Comment  | 
Print  | 
More Insights
Comments
Newest First  |  Oldest First  |  Threaded View
Bprince
50%
50%
Bprince,
User Rank: Apprentice
12/26/2011 | 3:05:04 PM
re: Feds Tackle Sprawling, Disorganized Government Websites
"Only 30% of agencies had consistent governance structures, polices, and procedures in place across their departments, and less than half of all agencies even have an agency-wide Web strategy." This is more troubling to me than the cost savings that will come from getting rid of some of these sites.
Brian Prince, InformationWeek/Dark Reading Comment Moderator
The Agile Archive
The Agile Archive
When it comes to managing data, don’t look at backup and archiving systems as burdens and cost centers. A well-designed archive can enhance data protection and restores, ease search and e-discovery efforts, and save money by intelligently moving data from expensive primary storage systems.
Register for InformationWeek Newsletters
White Papers
Current Issue
InformationWeek Tech Digest - July14, 2014
Our new survey shows growing demand, flat budgets, and CIOs looking to cloud providers -- not to offload services, but to steal ideas.
Flash Poll
Video
Slideshows
Twitter Feed
InformationWeek Radio
Archived InformationWeek Radio
Join InformationWeek’s Lorna Garey and Mike Healey, president of Yeoman Technology Group, an engineering and research firm focused on maximizing technology investments, to discuss the right way to go digital.

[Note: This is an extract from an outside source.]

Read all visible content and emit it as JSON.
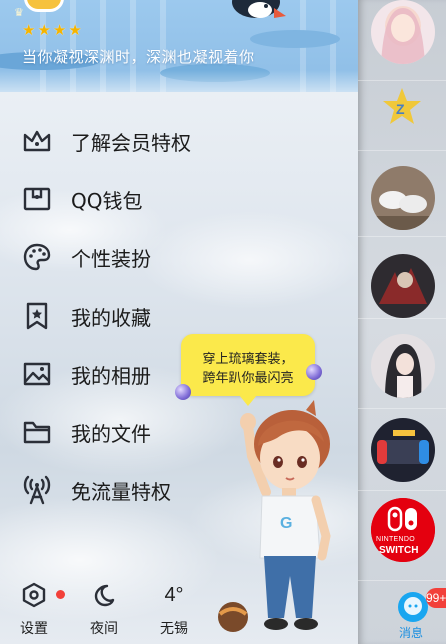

Live Streaming Video
Everything You've Been Told About Mobility Is Wrong
Attend this video symposium with Sean Wisdom, Global Director of Mobility Solutions, and learn about how you can harness powerful new products to mobilize your business potential.